Data in this exercise -
____________________
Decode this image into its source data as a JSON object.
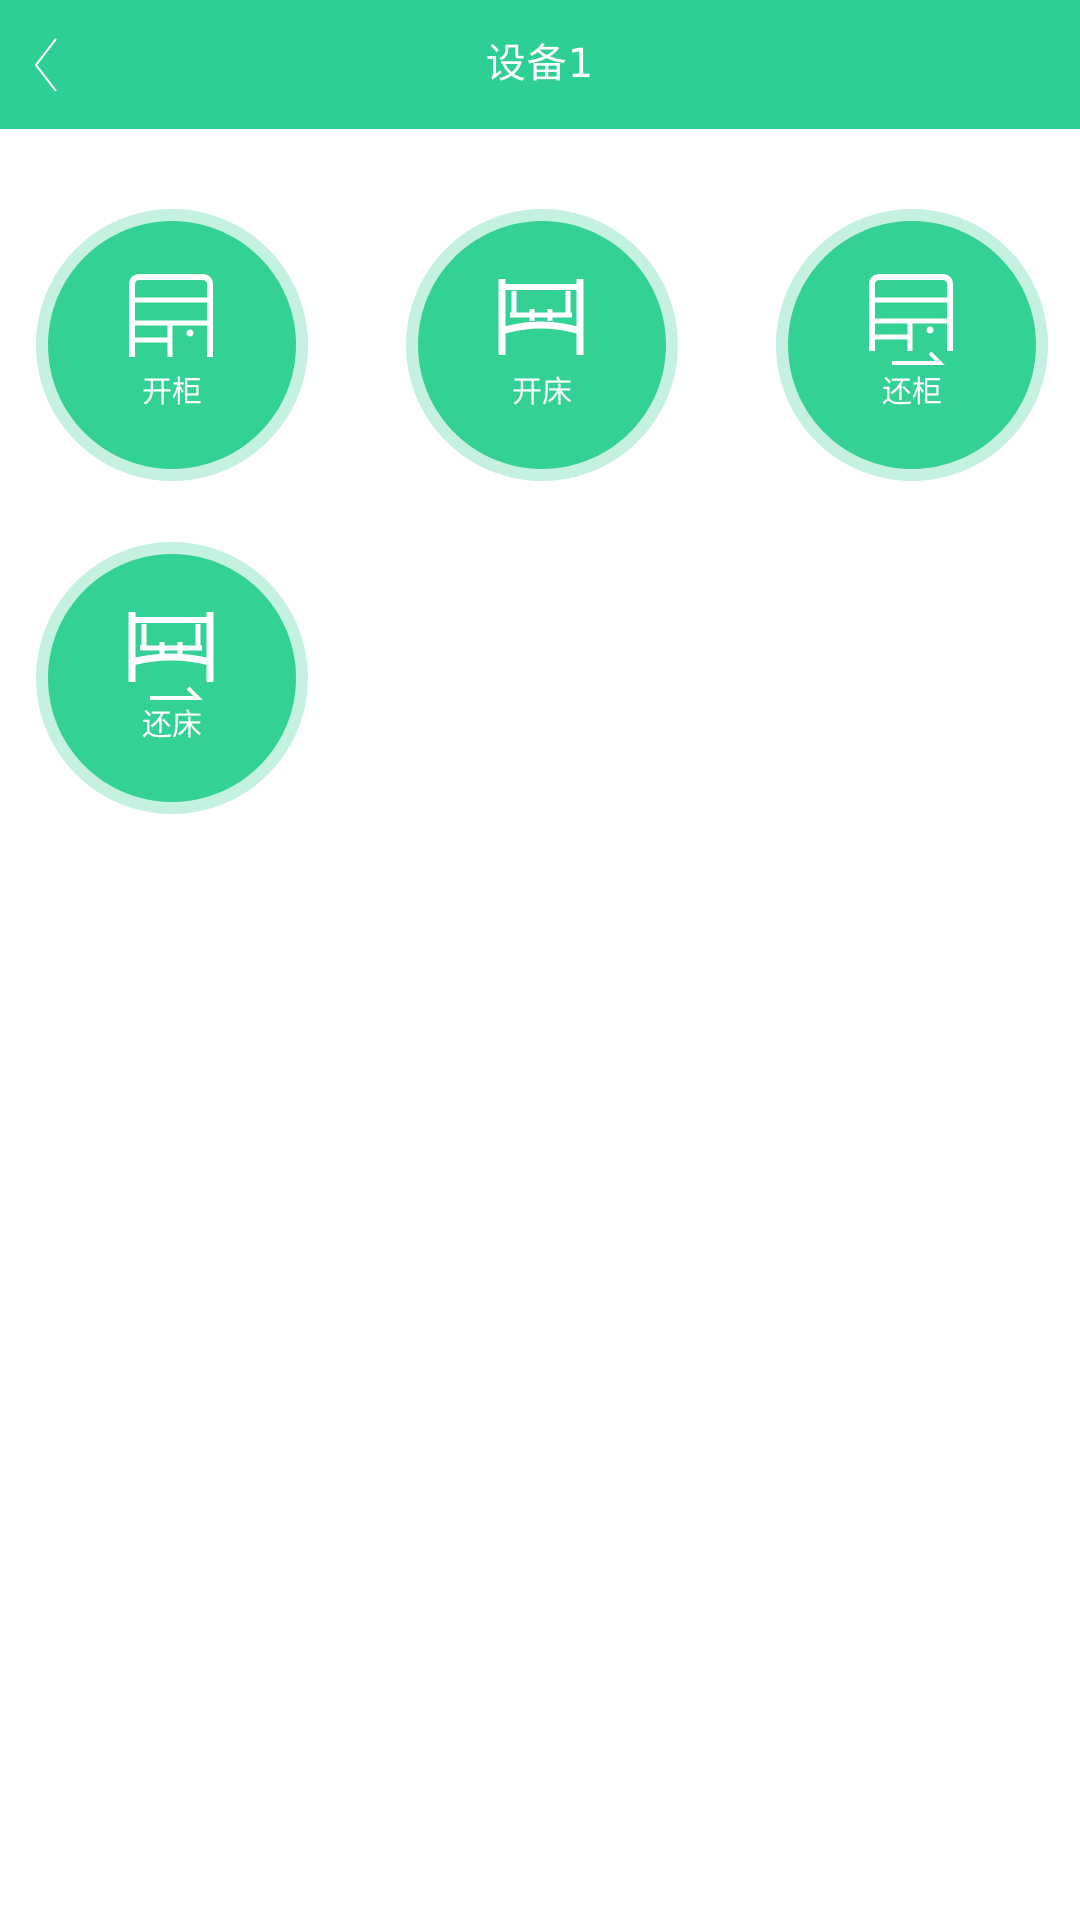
{
  "header": {
    "title": "设备1",
    "back_icon": "chevron-left-icon",
    "color": "#2ecf93"
  },
  "actions": [
    {
      "label": "开柜",
      "icon": "cabinet-icon"
    },
    {
      "label": "开床",
      "icon": "bed-icon"
    },
    {
      "label": "还柜",
      "icon": "return-cabinet-icon"
    },
    {
      "label": "还床",
      "icon": "return-bed-icon"
    }
  ],
  "colors": {
    "circle": "#34d194",
    "ring": "#c4f1e0"
  }
}
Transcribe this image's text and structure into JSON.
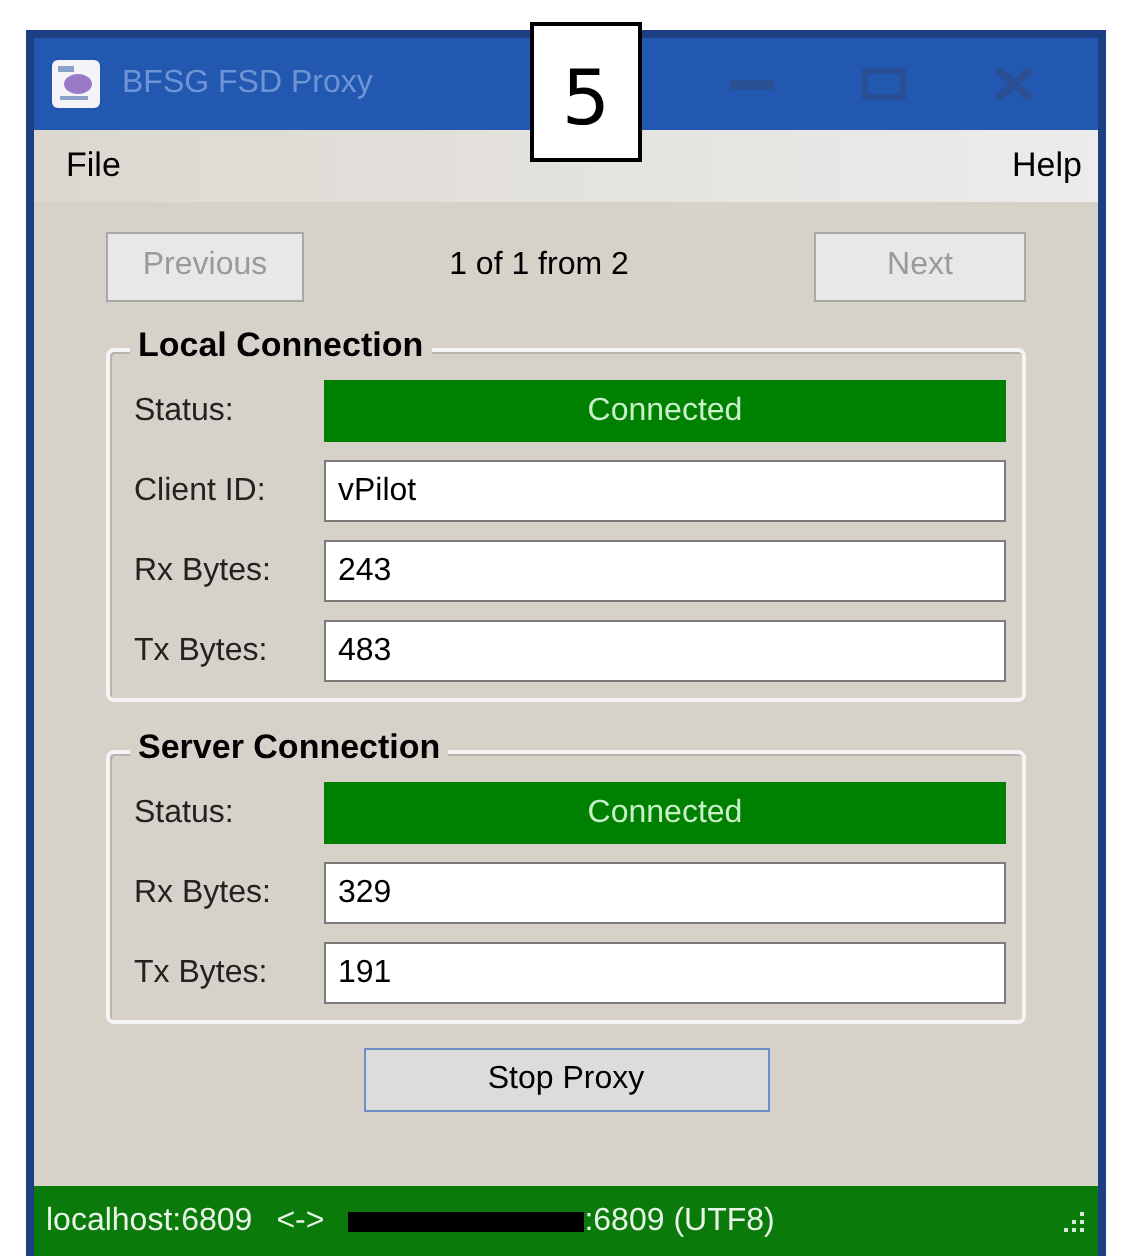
{
  "annotation": {
    "label": "5"
  },
  "window": {
    "title": "BFSG FSD Proxy"
  },
  "menu": [
    {
      "label": "File"
    },
    {
      "label": "Help"
    }
  ],
  "navigation": {
    "previous": {
      "label": "Previous",
      "disabled": true
    },
    "position": "1 of 1 from 2",
    "next": {
      "label": "Next",
      "disabled": true
    }
  },
  "groups": [
    {
      "title": "Local Connection",
      "fields": [
        {
          "kind": "status",
          "label": "Status:",
          "value": "Connected",
          "color": "#008000"
        },
        {
          "kind": "text",
          "label": "Client ID:",
          "value": "vPilot"
        },
        {
          "kind": "text",
          "label": "Rx Bytes:",
          "value": "243"
        },
        {
          "kind": "text",
          "label": "Tx Bytes:",
          "value": "483"
        }
      ]
    },
    {
      "title": "Server Connection",
      "fields": [
        {
          "kind": "status",
          "label": "Status:",
          "value": "Connected",
          "color": "#008000"
        },
        {
          "kind": "text",
          "label": "Rx Bytes:",
          "value": "329"
        },
        {
          "kind": "text",
          "label": "Tx Bytes:",
          "value": "191"
        }
      ]
    }
  ],
  "action": {
    "label": "Stop Proxy"
  },
  "status_bar": {
    "parts": [
      {
        "kind": "text",
        "text": "localhost:6809"
      },
      {
        "kind": "text",
        "text": "<->"
      },
      {
        "kind": "redacted"
      },
      {
        "kind": "text",
        "text": ":6809 (UTF8)"
      }
    ]
  }
}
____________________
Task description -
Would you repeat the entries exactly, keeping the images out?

Exercise output -
Decode this image into its source data as a JSON object.
{
  "header": {
    "title": "设备1",
    "back_icon": "chevron-left-icon",
    "color": "#2ecf93"
  },
  "actions": [
    {
      "label": "开柜",
      "icon": "cabinet-icon"
    },
    {
      "label": "开床",
      "icon": "bed-icon"
    },
    {
      "label": "还柜",
      "icon": "return-cabinet-icon"
    },
    {
      "label": "还床",
      "icon": "return-bed-icon"
    }
  ],
  "colors": {
    "circle": "#34d194",
    "ring": "#c4f1e0"
  }
}
Transcribe this image's text and structure into JSON.
{
  "annotation": {
    "label": "5"
  },
  "window": {
    "title": "BFSG FSD Proxy"
  },
  "menu": [
    {
      "label": "File"
    },
    {
      "label": "Help"
    }
  ],
  "navigation": {
    "previous": {
      "label": "Previous",
      "disabled": true
    },
    "position": "1 of 1 from 2",
    "next": {
      "label": "Next",
      "disabled": true
    }
  },
  "groups": [
    {
      "title": "Local Connection",
      "fields": [
        {
          "kind": "status",
          "label": "Status:",
          "value": "Connected",
          "color": "#008000"
        },
        {
          "kind": "text",
          "label": "Client ID:",
          "value": "vPilot"
        },
        {
          "kind": "text",
          "label": "Rx Bytes:",
          "value": "243"
        },
        {
          "kind": "text",
          "label": "Tx Bytes:",
          "value": "483"
        }
      ]
    },
    {
      "title": "Server Connection",
      "fields": [
        {
          "kind": "status",
          "label": "Status:",
          "value": "Connected",
          "color": "#008000"
        },
        {
          "kind": "text",
          "label": "Rx Bytes:",
          "value": "329"
        },
        {
          "kind": "text",
          "label": "Tx Bytes:",
          "value": "191"
        }
      ]
    }
  ],
  "action": {
    "label": "Stop Proxy"
  },
  "status_bar": {
    "parts": [
      {
        "kind": "text",
        "text": "localhost:6809"
      },
      {
        "kind": "text",
        "text": "<->"
      },
      {
        "kind": "redacted"
      },
      {
        "kind": "text",
        "text": ":6809 (UTF8)"
      }
    ]
  }
}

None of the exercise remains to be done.